Have you ever had a black cat cross your path and experienced a flash of nervousness? Maybe you joked about it being a bad omen, even against your better judgement. Why is this, though? Why does our culture associate black cats with bad luck, the supernatural, and Halloween? The reasons are fascinating, so feel free to accompany us as we dive deep into the dark history of black cats!

The superstition may go back to prehistoric times

Fascinatingly, mankind’s inherent fear of cats may have its roots in prehistoric times. Early man had to live with his head on a swivel because of voracious big cats — such as the saber-toothed tiger — that roamed the land.

Back then, human beings very much weren’t an apex predator. And that meant that if they weren’t extremely careful, they could easily find themselves becoming lunch for a ravenous carnivorous feline.

A primal fear

As a result, various experts have theorized that a deep-seeded fear of cats is somehow hardwired into the brain of the average human being on some sort of very primal level.

Over the course of centuries, this has lessened more and more, especially as cats became smaller and more domesticated, the idea goes.

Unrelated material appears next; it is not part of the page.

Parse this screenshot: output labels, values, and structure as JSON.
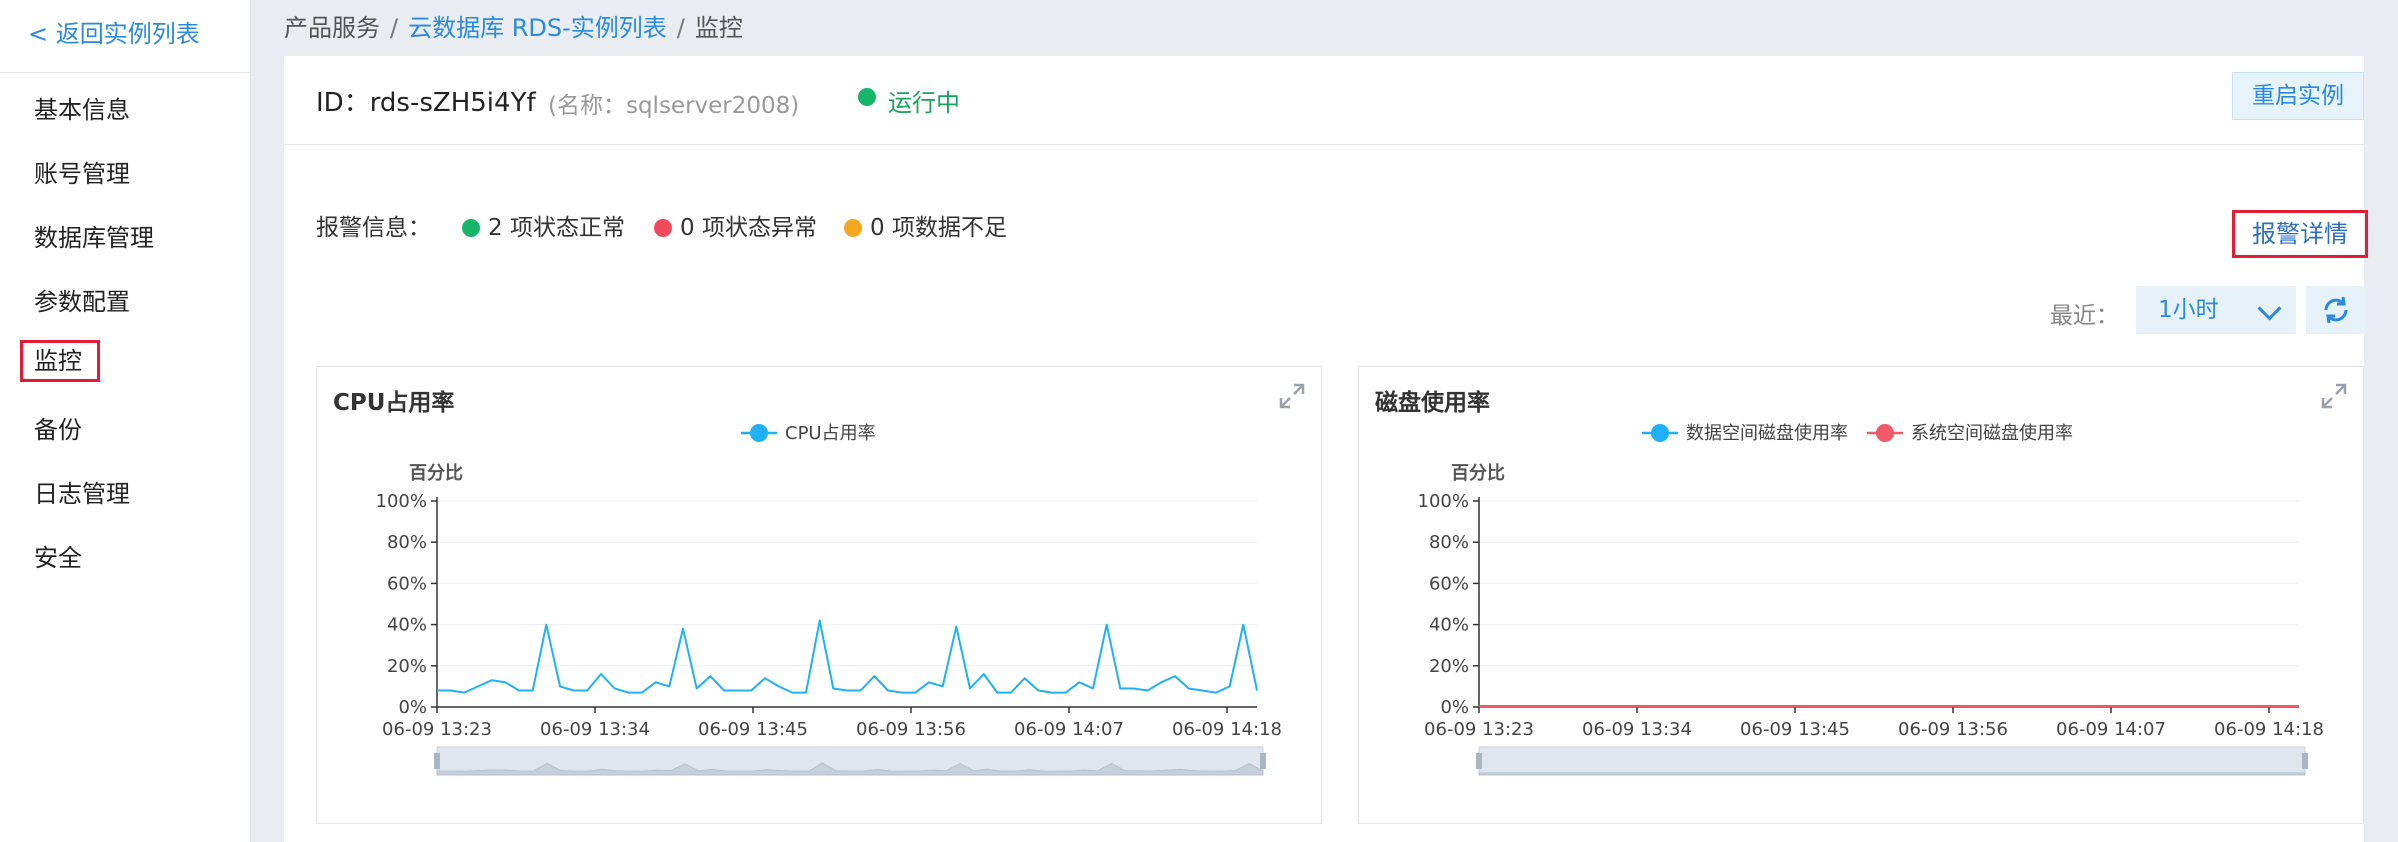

Perhaps it can’t be discounted that it’s still in there, deep down, in a lot of people, though.

A superstitious lot

Okay, that’s all well and good, but why are we specifically wary of black cats? Well, human beings can often be a lot like the criminals of Gotham City: a cowardly and superstitious lot.

It could be as simple as rudimentary cultural beliefs surrounding colors: black is often taken to denote death and evil, while white is generally held to be symbolic of all that is pure and good.

A struggle to connect?

There may be a more practical reason for it, too. Black cats are often hard to read in terms of their facial cues, because their fur is simply too dark for us to pick out the subtleties in what they’re trying to tell us.

Consequently, some experts believe that people can become emotionally distanced from these domesticated creatures, due to an ongoing struggle to connect with the animal and to understand what it wants.